Work to be completed
From the first line to the last, print the material exactly, skipping the pictures.
* * *
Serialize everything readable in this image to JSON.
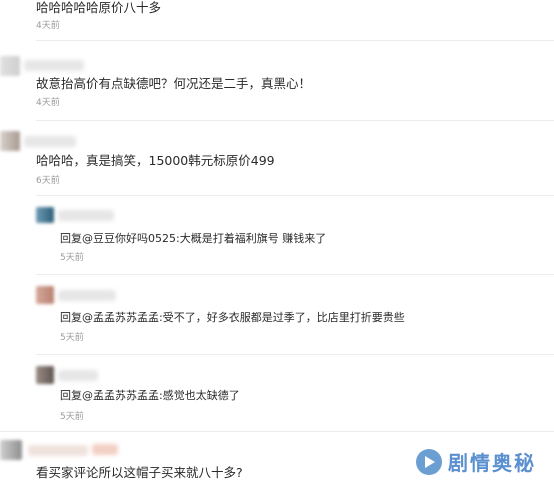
{
  "comments": [
    {
      "text": "哈哈哈哈哈原价八十多",
      "time": "4天前"
    },
    {
      "text": "故意抬高价有点缺德吧？何况还是二手，真黑心！",
      "time": "4天前"
    },
    {
      "text": "哈哈哈，真是搞笑，15000韩元标原价499",
      "time": "6天前"
    }
  ],
  "replies": [
    {
      "text": "回复@豆豆你好吗0525:大概是打着福利旗号 赚钱来了",
      "time": "5天前"
    },
    {
      "text": "回复@孟孟苏苏孟孟:受不了，好多衣服都是过季了，比店里打折要贵些",
      "time": "5天前"
    },
    {
      "text": "回复@孟孟苏苏孟孟:感觉也太缺德了",
      "time": "5天前"
    }
  ],
  "last_comment": {
    "text": "看买家评论所以这帽子买来就八十多?"
  },
  "watermark": {
    "text": "剧情奥秘",
    "icon": "play-logo-icon",
    "color": "#5a8fd0"
  }
}
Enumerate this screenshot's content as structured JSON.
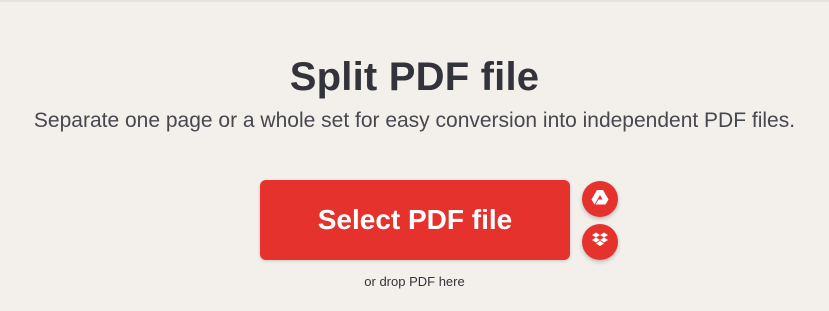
{
  "header": {
    "title": "Split PDF file",
    "subtitle": "Separate one page or a whole set for easy conversion into independent PDF files."
  },
  "upload": {
    "select_label": "Select PDF file",
    "drop_hint": "or drop PDF here",
    "cloud_sources": [
      {
        "name": "google-drive",
        "icon": "google-drive-icon"
      },
      {
        "name": "dropbox",
        "icon": "dropbox-icon"
      }
    ]
  },
  "colors": {
    "accent": "#e5322d",
    "background": "#f3f0ec",
    "text": "#33333b"
  }
}
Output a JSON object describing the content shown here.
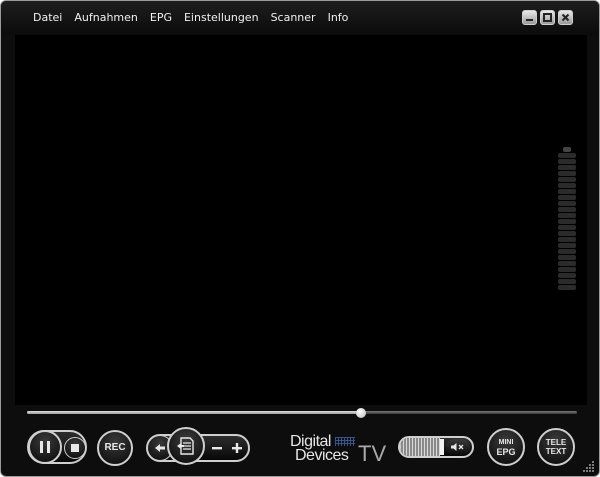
{
  "menu": {
    "items": [
      "Datei",
      "Aufnahmen",
      "EPG",
      "Einstellungen",
      "Scanner",
      "Info"
    ]
  },
  "window_controls": {
    "minimize": "minimize-icon",
    "maximize": "maximize-icon",
    "close": "close-icon"
  },
  "seek": {
    "position_fraction": 0.607
  },
  "controls": {
    "rec_label": "REC",
    "brand_line1": "Digital",
    "brand_line2": "Devices",
    "brand_tv": "TV",
    "volume_level_fraction": 0.8,
    "mini_epg_line1": "MINI",
    "mini_epg_line2": "EPG",
    "teletext_line1": "TELE",
    "teletext_line2": "TEXT"
  },
  "icons": [
    "pause-icon",
    "stop-icon",
    "back-arrow-icon",
    "document-icon",
    "minus-icon",
    "plus-icon",
    "speaker-mute-icon"
  ],
  "colors": {
    "background": "#000000",
    "chrome": "#0d0d0d",
    "text": "#f0f0f0",
    "accent": "#3a5f9a"
  }
}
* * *
Response below
Serialize everything readable in this image to JSON.
{
  "comments": [
    {
      "text": "哈哈哈哈哈原价八十多",
      "time": "4天前"
    },
    {
      "text": "故意抬高价有点缺德吧？何况还是二手，真黑心！",
      "time": "4天前"
    },
    {
      "text": "哈哈哈，真是搞笑，15000韩元标原价499",
      "time": "6天前"
    }
  ],
  "replies": [
    {
      "text": "回复@豆豆你好吗0525:大概是打着福利旗号 赚钱来了",
      "time": "5天前"
    },
    {
      "text": "回复@孟孟苏苏孟孟:受不了，好多衣服都是过季了，比店里打折要贵些",
      "time": "5天前"
    },
    {
      "text": "回复@孟孟苏苏孟孟:感觉也太缺德了",
      "time": "5天前"
    }
  ],
  "last_comment": {
    "text": "看买家评论所以这帽子买来就八十多?"
  },
  "watermark": {
    "text": "剧情奥秘",
    "icon": "play-logo-icon",
    "color": "#5a8fd0"
  }
}
Enumerate this screenshot's content as structured JSON.
{
  "header": {
    "title": "Split PDF file",
    "subtitle": "Separate one page or a whole set for easy conversion into independent PDF files."
  },
  "upload": {
    "select_label": "Select PDF file",
    "drop_hint": "or drop PDF here",
    "cloud_sources": [
      {
        "name": "google-drive",
        "icon": "google-drive-icon"
      },
      {
        "name": "dropbox",
        "icon": "dropbox-icon"
      }
    ]
  },
  "colors": {
    "accent": "#e5322d",
    "background": "#f3f0ec",
    "text": "#33333b"
  }
}
Output a JSON object describing the content shown here.
{
  "menu": {
    "items": [
      "Datei",
      "Aufnahmen",
      "EPG",
      "Einstellungen",
      "Scanner",
      "Info"
    ]
  },
  "window_controls": {
    "minimize": "minimize-icon",
    "maximize": "maximize-icon",
    "close": "close-icon"
  },
  "seek": {
    "position_fraction": 0.607
  },
  "controls": {
    "rec_label": "REC",
    "brand_line1": "Digital",
    "brand_line2": "Devices",
    "brand_tv": "TV",
    "volume_level_fraction": 0.8,
    "mini_epg_line1": "MINI",
    "mini_epg_line2": "EPG",
    "teletext_line1": "TELE",
    "teletext_line2": "TEXT"
  },
  "icons": [
    "pause-icon",
    "stop-icon",
    "back-arrow-icon",
    "document-icon",
    "minus-icon",
    "plus-icon",
    "speaker-mute-icon"
  ],
  "colors": {
    "background": "#000000",
    "chrome": "#0d0d0d",
    "text": "#f0f0f0",
    "accent": "#3a5f9a"
  }
}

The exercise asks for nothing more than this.